Robots.txt is a file that that tells search engines what parts of your website should be indexed in the search results or not, this is useful if you have areas of your site that are not helpful to users to appear in search results. Google has a robots.txt generator in their webmaster tools that makes it quick and easy: http://googlewebmastercentral.blogspot.co.uk/2008/03/speaking-language-of-robots.html
The robots.txt file is placed in the root of your website and tells the search engine crawler what areas/pages/directories of your website to crawl or not.
Ensure your website is optimised to load quickly
Google PageSpeed insights analyses your website to determine how fast your website loads on different devices and gives recommendations on how to improve your site speed.
Speed is becoming a more and more important factor in how Google ranks your websites, rewarding those with faster loading speeds higher results.
Another very powerful tool with very useful actionable suggestions is: www.gtmetrix.com
Promoting your website
Google is always improving the way that they rank websites, several years back a strategy as simple as “the most backlinks wins” worked for those with the tools to “automate” their way to the top, now that these exploits have been blocked up with Google updates Penguin and Panda a modern SEO strategy now consists of much more.
- Google likes a social media presence and is beginning to take it into account in how it ranks websites, but it’s not all about numbers, keep your followers and those you engage with relevant, in SEO relevancy is key to ensure the highest quality in search results.
- Ensure a range of links to your website – Natural links from forums, homepages, news articles, blogs, directories and more, however, remember to provide value and quality, Google wants to see natural engagement and natural mentions of your website, not an attempt to simply gain higher rankings at the detriment to site visitors.
- If your business is local consider listing your business in Google places to help customers find you through Google maps: google.com/places
- Ping new content on your website – This essentially means “prodding” Google to tell them that there is new content on your website for them to index, you can use free tools such as Pingler.com – http://pingler.com
- Syndicate your content on RSS directories such as Alltop, Blogorama, Blloggs, a huge list here: http://www.toprankblog.com/rss-blog-directories
- Submit your site to the open directory project – http://www.dmoz.org
Free SEO Tools by Google
Google Analytics – Discover where users are coming from to visit your website, how long they are staying on your site and how they interact with your site – http://www.google.com/analytics.
Google PageSpeed – Google PageSpeed insights analyses your website to determine how fast your website loads on different devices and gives recommendations on how to improve your site speed. –http://developers.google.com/speed/pagespeed/insights
Google Trends – Get alerts on the trending topics, great for deciding what to write about – http://www.google.com/trends
Google Website Optimiser – Run experiments on your websites to see what will work best – http://www.google.com/websiteoptimiser
Google Webmaster Tools – Pretty much everything you need on how Google interacts with your website – www.google.com/webmasters/tools
An invaluable list of FREE SEO tools, all in one place: http://moz.com/blog/100-free-seo-tools
Hopefully, you will have found some of these tips helpful and will have learnt something, giving you a good basis to improving the SEO of your site based on what Google themselves want.

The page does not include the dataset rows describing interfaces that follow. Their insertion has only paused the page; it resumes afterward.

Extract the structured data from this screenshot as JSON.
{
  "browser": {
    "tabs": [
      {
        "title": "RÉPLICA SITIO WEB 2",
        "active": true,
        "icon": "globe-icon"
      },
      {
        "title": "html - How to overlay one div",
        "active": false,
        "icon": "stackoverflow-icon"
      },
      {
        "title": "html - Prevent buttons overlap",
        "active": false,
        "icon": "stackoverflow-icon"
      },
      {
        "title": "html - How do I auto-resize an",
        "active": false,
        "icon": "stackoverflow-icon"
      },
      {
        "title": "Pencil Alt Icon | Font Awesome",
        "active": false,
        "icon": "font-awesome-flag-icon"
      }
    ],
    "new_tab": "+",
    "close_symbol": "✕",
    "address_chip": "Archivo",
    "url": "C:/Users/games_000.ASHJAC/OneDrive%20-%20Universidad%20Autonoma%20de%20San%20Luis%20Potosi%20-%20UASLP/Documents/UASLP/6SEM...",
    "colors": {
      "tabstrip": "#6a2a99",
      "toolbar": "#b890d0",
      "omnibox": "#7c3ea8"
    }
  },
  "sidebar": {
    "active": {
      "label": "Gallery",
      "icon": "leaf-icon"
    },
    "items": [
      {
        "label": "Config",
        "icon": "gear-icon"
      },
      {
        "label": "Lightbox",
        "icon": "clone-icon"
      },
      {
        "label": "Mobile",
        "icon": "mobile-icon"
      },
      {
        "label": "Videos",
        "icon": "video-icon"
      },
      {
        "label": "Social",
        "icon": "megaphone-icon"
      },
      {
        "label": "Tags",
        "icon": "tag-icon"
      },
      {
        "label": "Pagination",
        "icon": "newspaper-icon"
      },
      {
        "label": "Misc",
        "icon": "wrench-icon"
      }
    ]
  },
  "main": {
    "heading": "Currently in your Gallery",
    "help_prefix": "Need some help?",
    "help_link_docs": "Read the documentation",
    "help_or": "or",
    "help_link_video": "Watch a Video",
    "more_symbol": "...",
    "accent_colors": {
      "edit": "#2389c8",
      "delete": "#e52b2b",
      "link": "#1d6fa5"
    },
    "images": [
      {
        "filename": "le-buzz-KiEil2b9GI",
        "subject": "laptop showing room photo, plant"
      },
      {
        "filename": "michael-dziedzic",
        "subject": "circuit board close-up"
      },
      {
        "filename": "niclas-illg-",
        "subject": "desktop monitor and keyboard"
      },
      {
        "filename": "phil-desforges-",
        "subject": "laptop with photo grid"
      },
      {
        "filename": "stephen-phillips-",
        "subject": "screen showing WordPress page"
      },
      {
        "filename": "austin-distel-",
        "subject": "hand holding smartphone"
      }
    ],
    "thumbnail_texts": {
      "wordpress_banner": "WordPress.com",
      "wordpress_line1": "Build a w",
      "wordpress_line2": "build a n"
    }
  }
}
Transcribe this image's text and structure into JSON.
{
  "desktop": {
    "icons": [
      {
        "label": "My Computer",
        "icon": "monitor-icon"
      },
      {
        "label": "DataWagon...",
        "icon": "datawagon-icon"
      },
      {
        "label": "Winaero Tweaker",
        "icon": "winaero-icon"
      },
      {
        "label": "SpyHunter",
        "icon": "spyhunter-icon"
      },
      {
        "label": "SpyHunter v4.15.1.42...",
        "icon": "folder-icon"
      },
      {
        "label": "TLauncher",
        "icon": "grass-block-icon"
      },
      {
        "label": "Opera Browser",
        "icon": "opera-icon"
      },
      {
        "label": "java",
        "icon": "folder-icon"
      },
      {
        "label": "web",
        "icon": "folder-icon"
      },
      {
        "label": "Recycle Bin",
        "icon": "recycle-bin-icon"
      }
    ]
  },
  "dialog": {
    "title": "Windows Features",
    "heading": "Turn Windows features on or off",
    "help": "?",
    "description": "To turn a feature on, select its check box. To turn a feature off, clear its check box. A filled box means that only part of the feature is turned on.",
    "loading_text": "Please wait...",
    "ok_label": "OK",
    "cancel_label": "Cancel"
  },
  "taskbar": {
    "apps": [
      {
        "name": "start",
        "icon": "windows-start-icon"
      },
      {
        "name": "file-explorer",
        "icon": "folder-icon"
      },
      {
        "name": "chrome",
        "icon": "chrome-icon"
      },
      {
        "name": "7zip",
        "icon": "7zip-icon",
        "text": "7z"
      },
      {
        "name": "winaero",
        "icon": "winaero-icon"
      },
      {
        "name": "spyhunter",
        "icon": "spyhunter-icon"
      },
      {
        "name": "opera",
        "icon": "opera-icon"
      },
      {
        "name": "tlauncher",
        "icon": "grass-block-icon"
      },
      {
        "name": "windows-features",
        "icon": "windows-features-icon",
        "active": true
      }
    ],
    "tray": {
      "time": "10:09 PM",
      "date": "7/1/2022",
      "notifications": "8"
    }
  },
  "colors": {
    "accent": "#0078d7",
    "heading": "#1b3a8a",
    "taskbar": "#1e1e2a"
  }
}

To learn everything there is to know about SEO would take a lifetime, by implementing some of these techniques will give you a good helping hand and set you apart from some of your competitors.
SEO to some is something that seems like a “distant language”, in reality, there is not much to the basics and a short amount of time understanding these will go a long way to helping you in the search rankings.